Return each record shown beneath, word for word.

━━ MATERIAL FOR THE TASK

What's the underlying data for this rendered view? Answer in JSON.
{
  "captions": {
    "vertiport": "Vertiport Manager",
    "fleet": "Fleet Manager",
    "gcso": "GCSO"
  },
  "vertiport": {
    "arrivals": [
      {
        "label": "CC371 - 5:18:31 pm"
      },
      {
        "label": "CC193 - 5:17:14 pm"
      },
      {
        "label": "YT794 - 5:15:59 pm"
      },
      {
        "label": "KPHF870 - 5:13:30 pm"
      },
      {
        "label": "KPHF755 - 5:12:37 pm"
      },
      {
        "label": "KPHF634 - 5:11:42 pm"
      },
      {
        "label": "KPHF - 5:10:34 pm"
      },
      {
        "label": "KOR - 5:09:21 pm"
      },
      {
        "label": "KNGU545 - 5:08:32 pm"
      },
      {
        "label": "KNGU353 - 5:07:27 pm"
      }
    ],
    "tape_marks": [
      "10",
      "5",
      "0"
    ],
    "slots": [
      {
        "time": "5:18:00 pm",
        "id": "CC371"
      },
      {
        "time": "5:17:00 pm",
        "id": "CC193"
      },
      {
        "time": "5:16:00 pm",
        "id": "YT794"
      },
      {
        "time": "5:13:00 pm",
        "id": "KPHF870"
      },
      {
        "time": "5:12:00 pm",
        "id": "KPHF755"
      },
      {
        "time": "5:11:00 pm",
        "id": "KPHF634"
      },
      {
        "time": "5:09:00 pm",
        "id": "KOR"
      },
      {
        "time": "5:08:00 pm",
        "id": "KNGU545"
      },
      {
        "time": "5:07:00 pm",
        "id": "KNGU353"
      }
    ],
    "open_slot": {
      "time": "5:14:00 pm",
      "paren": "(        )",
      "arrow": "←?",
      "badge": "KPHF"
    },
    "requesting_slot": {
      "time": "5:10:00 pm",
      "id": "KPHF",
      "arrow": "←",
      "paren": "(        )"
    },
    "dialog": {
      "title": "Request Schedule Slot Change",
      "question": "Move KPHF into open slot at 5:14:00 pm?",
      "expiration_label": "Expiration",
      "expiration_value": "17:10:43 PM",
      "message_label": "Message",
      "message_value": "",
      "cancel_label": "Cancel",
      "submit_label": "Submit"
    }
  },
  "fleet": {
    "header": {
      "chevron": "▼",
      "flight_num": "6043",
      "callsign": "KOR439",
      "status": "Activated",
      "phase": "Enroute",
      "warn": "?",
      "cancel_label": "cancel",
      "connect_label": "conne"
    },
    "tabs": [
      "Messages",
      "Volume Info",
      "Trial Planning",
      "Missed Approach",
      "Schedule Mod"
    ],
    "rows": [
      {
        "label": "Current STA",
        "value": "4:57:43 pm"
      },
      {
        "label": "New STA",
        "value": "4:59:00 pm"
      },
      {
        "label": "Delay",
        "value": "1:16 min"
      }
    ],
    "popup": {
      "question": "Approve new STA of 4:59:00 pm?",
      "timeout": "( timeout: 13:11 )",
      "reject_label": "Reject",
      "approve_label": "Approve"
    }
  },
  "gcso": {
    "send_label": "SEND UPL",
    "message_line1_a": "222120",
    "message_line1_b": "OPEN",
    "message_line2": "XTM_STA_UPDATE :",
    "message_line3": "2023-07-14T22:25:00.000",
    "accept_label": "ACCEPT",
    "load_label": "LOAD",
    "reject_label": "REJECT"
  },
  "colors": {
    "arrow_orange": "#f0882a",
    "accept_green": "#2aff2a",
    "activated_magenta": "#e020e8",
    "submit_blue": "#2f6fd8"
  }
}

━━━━

• _RESPONSE_:
What's the underlying data for this rendered view? Answer in JSON.
{
  "captions": {
    "vertiport": "Vertiport Manager",
    "fleet": "Fleet Manager",
    "gcso": "GCSO"
  },
  "vertiport": {
    "arrivals": [
      {
        "label": "CC371 - 5:18:31 pm"
      },
      {
        "label": "CC193 - 5:17:14 pm"
      },
      {
        "label": "YT794 - 5:15:59 pm"
      },
      {
        "label": "KPHF870 - 5:13:30 pm"
      },
      {
        "label": "KPHF755 - 5:12:37 pm"
      },
      {
        "label": "KPHF634 - 5:11:42 pm"
      },
      {
        "label": "KPHF - 5:10:34 pm"
      },
      {
        "label": "KOR - 5:09:21 pm"
      },
      {
        "label": "KNGU545 - 5:08:32 pm"
      },
      {
        "label": "KNGU353 - 5:07:27 pm"
      }
    ],
    "tape_marks": [
      "10",
      "5",
      "0"
    ],
    "slots": [
      {
        "time": "5:18:00 pm",
        "id": "CC371"
      },
      {
        "time": "5:17:00 pm",
        "id": "CC193"
      },
      {
        "time": "5:16:00 pm",
        "id": "YT794"
      },
      {
        "time": "5:13:00 pm",
        "id": "KPHF870"
      },
      {
        "time": "5:12:00 pm",
        "id": "KPHF755"
      },
      {
        "time": "5:11:00 pm",
        "id": "KPHF634"
      },
      {
        "time": "5:09:00 pm",
        "id": "KOR"
      },
      {
        "time": "5:08:00 pm",
        "id": "KNGU545"
      },
      {
        "time": "5:07:00 pm",
        "id": "KNGU353"
      }
    ],
    "open_slot": {
      "time": "5:14:00 pm",
      "paren": "(        )",
      "arrow": "←?",
      "badge": "KPHF"
    },
    "requesting_slot": {
      "time": "5:10:00 pm",
      "id": "KPHF",
      "arrow": "←",
      "paren": "(        )"
    },
    "dialog": {
      "title": "Request Schedule Slot Change",
      "question": "Move KPHF into open slot at 5:14:00 pm?",
      "expiration_label": "Expiration",
      "expiration_value": "17:10:43 PM",
      "message_label": "Message",
      "message_value": "",
      "cancel_label": "Cancel",
      "submit_label": "Submit"
    }
  },
  "fleet": {
    "header": {
      "chevron": "▼",
      "flight_num": "6043",
      "callsign": "KOR439",
      "status": "Activated",
      "phase": "Enroute",
      "warn": "?",
      "cancel_label": "cancel",
      "connect_label": "conne"
    },
    "tabs": [
      "Messages",
      "Volume Info",
      "Trial Planning",
      "Missed Approach",
      "Schedule Mod"
    ],
    "rows": [
      {
        "label": "Current STA",
        "value": "4:57:43 pm"
      },
      {
        "label": "New STA",
        "value": "4:59:00 pm"
      },
      {
        "label": "Delay",
        "value": "1:16 min"
      }
    ],
    "popup": {
      "question": "Approve new STA of 4:59:00 pm?",
      "timeout": "( timeout: 13:11 )",
      "reject_label": "Reject",
      "approve_label": "Approve"
    }
  },
  "gcso": {
    "send_label": "SEND UPL",
    "message_line1_a": "222120",
    "message_line1_b": "OPEN",
    "message_line2": "XTM_STA_UPDATE :",
    "message_line3": "2023-07-14T22:25:00.000",
    "accept_label": "ACCEPT",
    "load_label": "LOAD",
    "reject_label": "REJECT"
  },
  "colors": {
    "arrow_orange": "#f0882a",
    "accept_green": "#2aff2a",
    "activated_magenta": "#e020e8",
    "submit_blue": "#2f6fd8"
  }
}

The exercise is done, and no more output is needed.